Clarets got value for money with Duffo
If you were to look up the term '˜value for money' you probably wouldn't be surprised to see Clarets defender Michael Duff pictured alongside the definition.
A total of 383 appearances, which puts him level with Adam Blacklaw in 13th place on Burnley’s all-time appearance list, and three promotions to the Premier League all for a measly sum of £30,000.
That fee roughly translates to £78.33 per outing or £10,000 per promotion, which has seen millions of pounds injected in to the coffers at Turf Moor.
Steve Cotterill certainly knows a bargain when he sees one but not even he could have envisaged what the Northern Ireland international would go on to achieve following his switch from Cheltenham Town almost 12 years ago.
The 38-year-old, who earned a testimonial for his dedication and commitment to the club, has overseen a staggering transformation and evolution at Burnley Football Club during his time.
The development on and off the pitch has been seismic.
On his arrival, the club was still choking from the collapse of ITV digital, they had secured Championship survival by the skin of their teeth, conceding more goals than all but one team in the division. The squad was also down to the bare bones.
“It’s night and day,” said Duff, who has played at eight different levels of the domestic game.
“You talk about extreme cases, it’s only Bournemouth that are any different. I think we had eight players, favourites for relegation, just survived the year before, conceded 400 million goals the year before I came and I think the brief was just stay in the division.
“We’ve grown and grown steadily. Even going up and bouncing, first time we went up we bought back the training ground and debts were paid.
“The last promotion, the training ground’s been built and this one…we’re in a really strong position now, probably the best opportunity to stay in the league now and we’ve kept the manager.”
Lifting “The Lady” and bowing out with a winners’ medal was splendidly befitting of a man who truly epitomised the character of the Clarets.
But his decision wasn’t spur of the moment. It wasn’t an option undertaken at this point to romanticise the moment. Duff’s switch from playing to coaching has been in the pipeline for some time.
Having acquired his coaching badges, prompted by a serious injury sustained against Crystal Palace in 2007, the defender will now work in the Academy in a bid to blood the next generation of players.
“There wasn’t a moment, I had quite a few conversations with the gaffer since I came out of the team,” he said.
“He knows it’s been something I wanted to do, wanted to get into. Ultimately I had a decision to make.

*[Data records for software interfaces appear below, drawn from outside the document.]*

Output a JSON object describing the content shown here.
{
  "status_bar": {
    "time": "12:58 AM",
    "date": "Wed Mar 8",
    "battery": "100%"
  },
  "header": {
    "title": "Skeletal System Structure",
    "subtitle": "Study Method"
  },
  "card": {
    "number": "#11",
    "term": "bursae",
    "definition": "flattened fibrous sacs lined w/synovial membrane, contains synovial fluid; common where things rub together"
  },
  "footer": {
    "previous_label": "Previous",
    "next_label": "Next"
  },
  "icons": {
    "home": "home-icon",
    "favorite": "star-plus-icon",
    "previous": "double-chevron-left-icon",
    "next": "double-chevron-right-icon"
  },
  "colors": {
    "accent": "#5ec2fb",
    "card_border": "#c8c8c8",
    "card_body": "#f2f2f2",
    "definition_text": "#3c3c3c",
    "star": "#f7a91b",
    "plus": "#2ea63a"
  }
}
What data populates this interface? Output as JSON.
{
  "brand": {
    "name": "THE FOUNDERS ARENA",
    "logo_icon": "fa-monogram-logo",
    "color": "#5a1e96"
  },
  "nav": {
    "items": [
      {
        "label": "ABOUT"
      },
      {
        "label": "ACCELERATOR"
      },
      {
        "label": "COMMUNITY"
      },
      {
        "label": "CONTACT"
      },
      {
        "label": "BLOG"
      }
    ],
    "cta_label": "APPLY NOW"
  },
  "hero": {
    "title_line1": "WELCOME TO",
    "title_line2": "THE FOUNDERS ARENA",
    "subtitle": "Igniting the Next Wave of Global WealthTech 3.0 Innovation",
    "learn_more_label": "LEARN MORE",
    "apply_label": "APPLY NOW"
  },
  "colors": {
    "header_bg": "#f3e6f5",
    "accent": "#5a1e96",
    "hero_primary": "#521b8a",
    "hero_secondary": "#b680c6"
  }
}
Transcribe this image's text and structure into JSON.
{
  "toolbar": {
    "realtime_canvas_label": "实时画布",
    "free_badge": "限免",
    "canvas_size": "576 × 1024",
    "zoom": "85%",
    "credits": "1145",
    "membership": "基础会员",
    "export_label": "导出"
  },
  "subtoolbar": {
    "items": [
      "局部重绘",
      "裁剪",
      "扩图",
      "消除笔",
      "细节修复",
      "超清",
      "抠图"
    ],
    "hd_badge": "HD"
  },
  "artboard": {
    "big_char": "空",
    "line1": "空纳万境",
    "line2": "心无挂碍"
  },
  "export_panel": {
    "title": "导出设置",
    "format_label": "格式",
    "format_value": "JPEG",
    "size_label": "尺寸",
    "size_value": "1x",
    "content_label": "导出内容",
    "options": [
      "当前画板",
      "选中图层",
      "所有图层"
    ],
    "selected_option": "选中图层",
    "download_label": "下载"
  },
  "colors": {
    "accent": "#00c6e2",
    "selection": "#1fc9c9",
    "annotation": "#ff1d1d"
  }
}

“He wanted to keep me at the club but it had to be in a coaching capacity. I’ve had the decision to make last couple of years but I’ve decided to play on and he was fine with that.
“The playing option got taken away, he said he wanted me about and I just think, I’ve got to 38-and-a-half, another year, two years, where ultimately it’s not a bad place to be at the minute.
“There’s the new training ground being built, we’re in the Premier League and the manager is one of the best young managers in the country. It ticked all the boxes.
“I’m looking forward to it It’s a totally new challenge and I’m quite excited. Hopefully, I can influence and help mould good, young players.”
Duff, who rates three promotions, the dramatic Carling Cup tie against Spurs and his debut against Sheffield United as his favourite moments in claret and blue, has been typically reliable, resolute and resilient throughout his tenure whether employed at full back or at the heart of the defence.
However, he admits that there was a moment of weakness where he let his guard drop during a presentation prior to the fixture against Charlton Athletic at the Valley.
“I’ve known for a long time. It’s been planned and I think it’s the right time,” he said.
“I suppose there was a little bit of infighting with myself because I know I could play on physically.
“I spoke to a lot of people because you always hear the old adage ‘play as you long as you can’. But that’s normally aimed at 32, 33 year-olds, not 38-year-olds.
“They said, ‘Do what I’m doing’. You might not enjoy going somewhere else where it’s a totally different environment for one more year.
“I’ve been planning for this moment since I’ve been 29/30, since I did that knee injury.”
Duff added: “Before the Charlton game we did a pre-match presentation. The gaffer said, ‘We all know Duffo’s retiring’ and the analyst had clipped together five-or-six minutes of footage of my career.
“It wasn’t just of Burnley, it was of Cheltenham and Northern Ireland as well. I was sat next to Scotty Arfield and he said, ‘you’re going to go here’.
“I felt fine even then and halfway through I was okay. I was fine and at the end they presented me with a Rolex watch and I started talking and all of a sudden, I don’t know where it came from, that was almost the moment, it’s happening, I am retiring.
“I was fine after that and then 12 of the lads came up to me and they’d gone as well. It was a surreal moment.
“I think it will probably hit me when I get my kit and I’ve got MD on my top instead of a four, when the lads are doing the yo-yo test and things like that.
“The group that I’ve worked with for such a long time are going one way and I’ll be going another.”